McFarland State Bank v Sherry (WI)

Summary: A lender’s acquisition of the mortgaged property at a sheriff’s sale entitles a guarantor to an offset equal to the value of the property.

McFarland State Bank v Sherry, 2010 AP 2473 (Wis. Ct. App., 2011).

Facts: Earl Sherry (Sherry) gave a personal guarantee on a loan, secured by a mortgage on real property, made by his son Rick Sherry and his daughter in law Jolene Sherry and given to the McFarland State Bank (McFarland). The debtors defaulted on the loan and the bank obtained a judgment of foreclosure in the amount of $152,029.83.  McFarland then acquired the property as a successful bidder at a sheriff’s sale. In the order confirming the sale, the court found the value of the house to be $147,000, as proposed by McFarland.  After the court made this finding, Sherry deposited $17,585.82 with the clerk of court.  This is the amount Sherry figured was owed to the bank, plus interest, minus $147,000.  Sherry then moved for relief from judgment arguing that the debt was fully satisfied.  The court denied Sherry’s motion.  Sherry appealed.
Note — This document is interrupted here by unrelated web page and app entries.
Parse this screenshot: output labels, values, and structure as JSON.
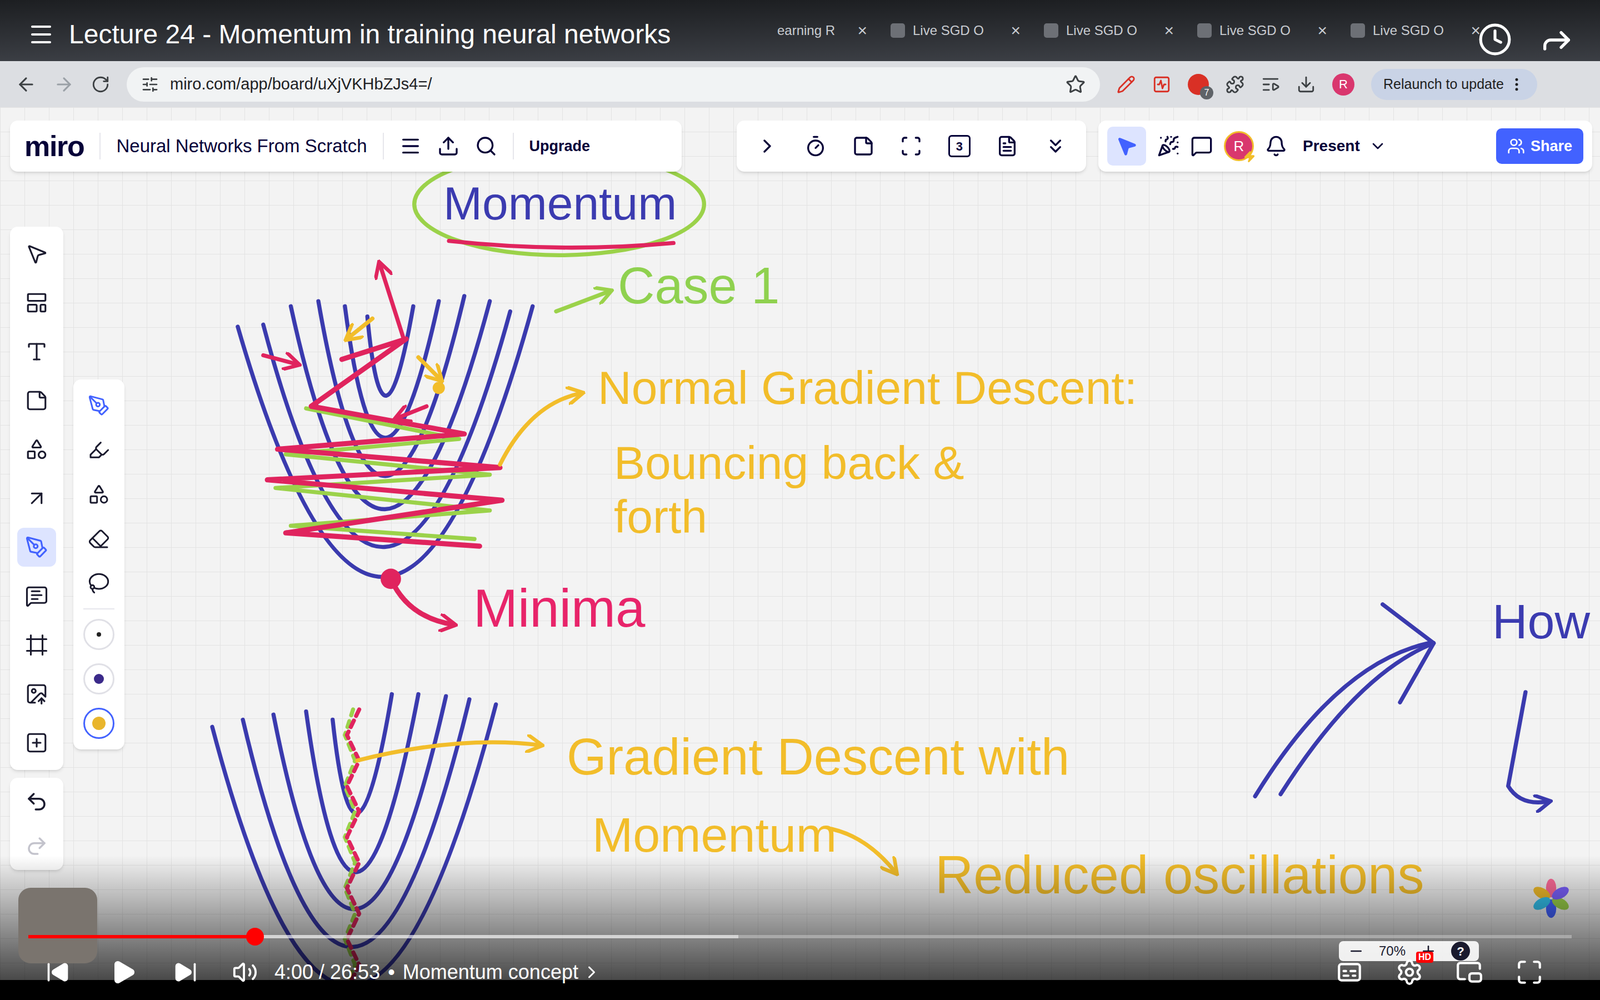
{
  "player": {
    "title": "Lecture 24 - Momentum in training neural networks",
    "time": "4:00 / 26:53",
    "chapter_separator": "•",
    "chapter": "Momentum concept",
    "progress": 0.147,
    "buffered": 0.46,
    "quality_badge": "HD"
  },
  "browser": {
    "tabs": [
      {
        "label": "earning R",
        "selected": false
      },
      {
        "label": "Live SGD O",
        "selected": false
      },
      {
        "label": "Live SGD O",
        "selected": false
      },
      {
        "label": "Live SGD O",
        "selected": false
      },
      {
        "label": "Live SGD O",
        "selected": false
      }
    ],
    "tab_close": "×",
    "url": "miro.com/app/board/uXjVKHbZJs4=/",
    "bookmarked": false,
    "extension_badge": "7",
    "profile_initial": "R",
    "relaunch": "Relaunch to update"
  },
  "miro": {
    "logo": "miro",
    "board_title": "Neural Networks From Scratch",
    "upgrade": "Upgrade",
    "counter": "3",
    "avatar_initial": "R",
    "present": "Present",
    "share": "Share",
    "zoom": "70%",
    "help": "?",
    "select_mode": true,
    "tools": [
      {
        "kind": "select",
        "selected": false
      },
      {
        "kind": "templates",
        "selected": false
      },
      {
        "kind": "text",
        "selected": false
      },
      {
        "kind": "sticky",
        "selected": false
      },
      {
        "kind": "shapes",
        "selected": false
      },
      {
        "kind": "connector",
        "selected": false
      },
      {
        "kind": "pen",
        "selected": true
      },
      {
        "kind": "comment",
        "selected": false
      },
      {
        "kind": "frame",
        "selected": false
      },
      {
        "kind": "upload",
        "selected": false
      },
      {
        "kind": "more",
        "selected": false
      }
    ],
    "pen_tools": [
      {
        "kind": "pen",
        "selected": true
      },
      {
        "kind": "marker",
        "selected": false
      },
      {
        "kind": "smart",
        "selected": false
      },
      {
        "kind": "eraser",
        "selected": false
      },
      {
        "kind": "lasso",
        "selected": false
      }
    ],
    "stroke_sizes": [
      {
        "kind": "thin",
        "color": "#222222",
        "selected": false
      },
      {
        "kind": "medium",
        "color": "#3b2a8a",
        "selected": false
      },
      {
        "kind": "thick",
        "color": "#e9b52c",
        "selected": true
      }
    ]
  },
  "canvas": {
    "labels": [
      {
        "text": "Momentum",
        "color": "#3b3bb0"
      },
      {
        "text": "Case 1",
        "color": "#8fd14f"
      },
      {
        "text": "Normal Gradient Descent:",
        "color": "#f2bd2a"
      },
      {
        "text": "Bouncing back & forth",
        "color": "#f2bd2a"
      },
      {
        "text": "Minima",
        "color": "#e8246a"
      },
      {
        "text": "Gradient Descent with",
        "color": "#f2bd2a"
      },
      {
        "text": "Momentum",
        "color": "#f2bd2a"
      },
      {
        "text": "Reduced oscillations",
        "color": "#f2bd2a"
      },
      {
        "text": "How",
        "color": "#3b3bb0"
      }
    ]
  }
}
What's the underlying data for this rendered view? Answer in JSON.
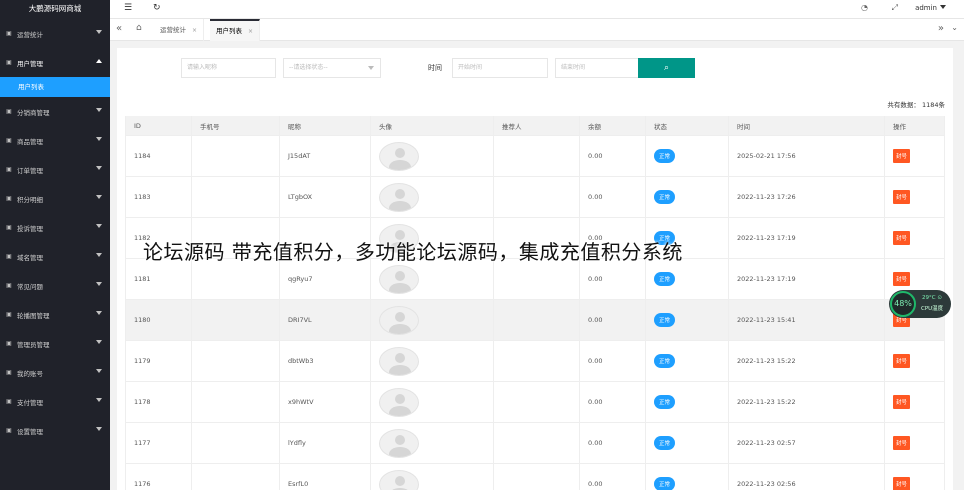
{
  "brand": "大鹏源码网商城",
  "sidebar": {
    "items": [
      {
        "label": "运营统计",
        "icon": "chart-icon"
      },
      {
        "label": "用户管理",
        "icon": "user-icon",
        "open": true
      },
      {
        "label": "分销商管理",
        "icon": "distributor-icon"
      },
      {
        "label": "商品管理",
        "icon": "goods-icon"
      },
      {
        "label": "订单管理",
        "icon": "order-icon"
      },
      {
        "label": "积分明细",
        "icon": "points-icon"
      },
      {
        "label": "投诉管理",
        "icon": "complaint-icon"
      },
      {
        "label": "域名管理",
        "icon": "domain-icon"
      },
      {
        "label": "常见问题",
        "icon": "faq-icon"
      },
      {
        "label": "轮播图管理",
        "icon": "carousel-icon"
      },
      {
        "label": "管理员管理",
        "icon": "admin-icon"
      },
      {
        "label": "我的账号",
        "icon": "account-icon"
      },
      {
        "label": "支付管理",
        "icon": "pay-icon"
      },
      {
        "label": "设置管理",
        "icon": "settings-icon"
      }
    ],
    "sub_item": "用户列表"
  },
  "header": {
    "user": "admin"
  },
  "tabs": [
    {
      "label": "运营统计"
    },
    {
      "label": "用户列表",
      "active": true
    }
  ],
  "filters": {
    "nickname_placeholder": "请输入昵称",
    "status_placeholder": "--请选择状态--",
    "time_label": "时间",
    "start_placeholder": "开始时间",
    "end_placeholder": "结束时间"
  },
  "total": "共有数据：  1184条",
  "table": {
    "headers": [
      "ID",
      "手机号",
      "昵称",
      "头像",
      "推荐人",
      "余额",
      "状态",
      "时间",
      "操作"
    ],
    "rows": [
      {
        "id": "1184",
        "phone": "",
        "nick": "J15dAT",
        "ref": "",
        "balance": "0.00",
        "status": "正常",
        "time": "2025-02-21 17:56",
        "action": "封号"
      },
      {
        "id": "1183",
        "phone": "",
        "nick": "LTgbOX",
        "ref": "",
        "balance": "0.00",
        "status": "正常",
        "time": "2022-11-23 17:26",
        "action": "封号"
      },
      {
        "id": "1182",
        "phone": "",
        "nick": "",
        "ref": "",
        "balance": "0.00",
        "status": "正常",
        "time": "2022-11-23 17:19",
        "action": "封号"
      },
      {
        "id": "1181",
        "phone": "",
        "nick": "qgRyu7",
        "ref": "",
        "balance": "0.00",
        "status": "正常",
        "time": "2022-11-23 17:19",
        "action": "封号"
      },
      {
        "id": "1180",
        "phone": "",
        "nick": "DRI7VL",
        "ref": "",
        "balance": "0.00",
        "status": "正常",
        "time": "2022-11-23 15:41",
        "action": "封号"
      },
      {
        "id": "1179",
        "phone": "",
        "nick": "dbtWb3",
        "ref": "",
        "balance": "0.00",
        "status": "正常",
        "time": "2022-11-23 15:22",
        "action": "封号"
      },
      {
        "id": "1178",
        "phone": "",
        "nick": "x9hWtV",
        "ref": "",
        "balance": "0.00",
        "status": "正常",
        "time": "2022-11-23 15:22",
        "action": "封号"
      },
      {
        "id": "1177",
        "phone": "",
        "nick": "lYdfly",
        "ref": "",
        "balance": "0.00",
        "status": "正常",
        "time": "2022-11-23 02:57",
        "action": "封号"
      },
      {
        "id": "1176",
        "phone": "",
        "nick": "EsrfL0",
        "ref": "",
        "balance": "0.00",
        "status": "正常",
        "time": "2022-11-23 02:56",
        "action": "封号"
      }
    ]
  },
  "watermark": "论坛源码 带充值积分，多功能论坛源码，集成充值积分系统",
  "cpu_widget": {
    "percent": "48%",
    "temp": "29°C ⊙",
    "label": "CPU温度"
  }
}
After the appeal was filed, Sherry agreed to pay the $147,000 to McFarland in exchange for the house and the right to a deficiency judgment but maintained that he was continuing with the appeal despite the agreement.

Holding: Order reversed and cause remanded. The Court of Appeals disagreed with McFarland’s characterization that the case was moot; finding that preference of money over property is a difference in relief sought.  To determine if Sherry was entitled to an offset, the court focused on Sherry’s common law argument, namely that a creditor is not allowed to recover more than the total debt that is due. A creditor is entitled to one performance, by payment or satisfaction, and if the creditor receives that, the surety is discharged.  If the debt is not fully satisfied, the surety’s duties continue, but are reduced by the amount received.

McFarland argued that the duties of a guarantor are not discharged until the bank collects the monetary judgment in the form of cash. The Court of Appeals held that despite this preference, McFarland submitted a bid and took title to the property, and that this cannot be ignored when calculating what is owed by the guarantor.  This means that the value of the property should be subtracted from Sherry’s duties to McFarland.

The court held that because of the equitable nature of foreclosure proceedings, it would be appropriate to use those equitable powers to fashion a remedy.  It held that the circuit court may use its equitable powers to undo the agreement between Sherry and McFarland, but it must use its powers to ensure that Sherry receive the $147,000 offset.

Opinion Year: 
By: ATG Underwriting Department | Posted on: Wed, 06/20/2012 - 2:21pm